Andrew McMenigall was a man with generosity at his core. He gave freely of his time, expertise and experience, whether it was in a personal capacity, professionally among his colleagues or encouraging his fellow athletes.
When he died in a road accident he was at the start of a charity cycle run from Land’s End to John O’Groats. The initiative was to raise funds for a trust in memory of a young colleague who died of cancer. It was also to support a local charity helping youngsters with cancer and their families as one of his own daughters had recovered from a brain tumour. It was a typical of him, and a reflection of his selflessness and humanity, that he was doing something for the benefit of others.
Andrew was born in Edinburgh and educated at the capital’s Stewart’s Melville College where, as an army cadet, he aspired to join the regular army. He realised his ambition when, after leaving school in 1983, he went to the Royal Military Academy at Sandhurst and graduated as an officer two years later.
He then joined the Royal Highland Fusiliers as a second lieutenant, on a three-year commission, with postings that included a stint in Berlin – where he guarded Adolf Hitler’s deputy fuhrer Rudolph Hess at Spandau Prison – as well as time in Kenya and a trip to take bagpipes to Japan.
Just before going into the armed forces he had spent a short time as an office boy/trainee at the Edinburgh fund management group Ivory and Sime where he returned, in 1988, as an investment administrator. After he pestered them to promote him to trainee fund manager, they duly did so and he remained with the organisation until 1994.
There then followed a brief spell as finance director in his own business, Prospect Communications, an online CV and job service, before it was wound up and he moved to Scottish Mutual. He was an investment manager in the North American team until returning to Ivory and Sime as a senior investment manager.
In 1997 he joined Edinburgh Fund Managers, in a similar post, working in their United States department, and completed a part-time MBA at Edinburgh University, graduating in 2001. He had spent the past ten years at Aberdeen Asset Management where he was a senior investment manager in the global equity team.
There he was a dedicated and popular member of the senior team. One of his colleagues had been Kirsten Scott, a former graduate trainee who had worked a placement in Edinburgh and become a global marketing executive.
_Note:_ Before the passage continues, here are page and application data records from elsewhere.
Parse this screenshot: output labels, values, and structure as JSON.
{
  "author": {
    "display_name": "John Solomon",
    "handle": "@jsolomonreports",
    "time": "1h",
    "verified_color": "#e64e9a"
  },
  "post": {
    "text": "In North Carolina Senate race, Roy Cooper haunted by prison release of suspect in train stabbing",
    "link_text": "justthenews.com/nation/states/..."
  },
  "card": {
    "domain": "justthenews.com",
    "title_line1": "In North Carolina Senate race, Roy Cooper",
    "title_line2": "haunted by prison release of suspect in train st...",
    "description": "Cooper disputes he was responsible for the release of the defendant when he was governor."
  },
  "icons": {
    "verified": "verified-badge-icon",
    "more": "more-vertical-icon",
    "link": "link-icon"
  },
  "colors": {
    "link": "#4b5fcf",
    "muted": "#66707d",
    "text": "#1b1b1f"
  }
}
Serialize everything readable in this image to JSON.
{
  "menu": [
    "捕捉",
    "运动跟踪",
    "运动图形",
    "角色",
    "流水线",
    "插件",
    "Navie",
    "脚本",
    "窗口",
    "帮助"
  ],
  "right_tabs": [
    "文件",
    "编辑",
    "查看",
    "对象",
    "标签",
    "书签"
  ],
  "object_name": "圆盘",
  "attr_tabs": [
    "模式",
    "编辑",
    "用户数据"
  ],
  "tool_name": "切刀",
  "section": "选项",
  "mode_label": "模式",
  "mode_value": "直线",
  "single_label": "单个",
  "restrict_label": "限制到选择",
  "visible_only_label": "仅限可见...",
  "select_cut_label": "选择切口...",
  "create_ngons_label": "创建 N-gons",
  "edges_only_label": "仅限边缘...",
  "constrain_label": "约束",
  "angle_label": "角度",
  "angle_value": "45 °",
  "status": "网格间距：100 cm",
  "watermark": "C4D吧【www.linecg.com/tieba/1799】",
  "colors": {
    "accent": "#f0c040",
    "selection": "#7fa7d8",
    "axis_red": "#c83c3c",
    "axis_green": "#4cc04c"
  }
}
She lost her battle with cancer in 2011, aged 25. When Andrew died, along with a colleague Toby Wallace, they had just set off on the 960-mile, seven-day journey from Land’s End, planning to raise £10,000 for the trust set up in her name. It aims to provide grants for young people under 26, encouraging them to fulfil their ambitions, enhance their personal development and make a positive contribution.
McMenigall was someone for whom positive contributions were a way of life. He was a triathlete, coach and vice-president of Edinburgh Triathletes; a former rugby player with Stewart’s Melville FP Rugby Club and then a referee, also acting as team secretary and referees’ secretary; involved with Edinburgh High Constables, Edinburgh Merchant Company and he mentored sixth formers at St Thomas of Aquin’s High School as part of a Youth Enterprise Programme. At Edinburgh Triathletes he was, said president Gavin Calder, “a giant of the club”, a true club man and all-round good guy, who gave of his time freely to bring on triathletes of every standard. He was both competitor and coach, a regular swim coach who willingly turned up poolside at 6am and was happy to sacrifice his own training time to help others.
He would go out of his way to ensure the wellbeing of fellow athletes even if, on one occasion, it meant cycling 150 miles – 75 miles there to find a lost cyclist and 75 miles accompanying them back again safely on the return journey.
His “never give up” mentality was illustrated a few years ago during a half ironman race – a 1.2-mile swim, 56-mile bike ride and half marathon. Nearing the end of the bike run, his chain snapped. Undefeated, he simply carried the bike on his back to complete the course.
He is survived by wife Anne whom he married in 1993, daughters Jennifer and Lucy, parents Moyra and Martin, sister Clare and brother David.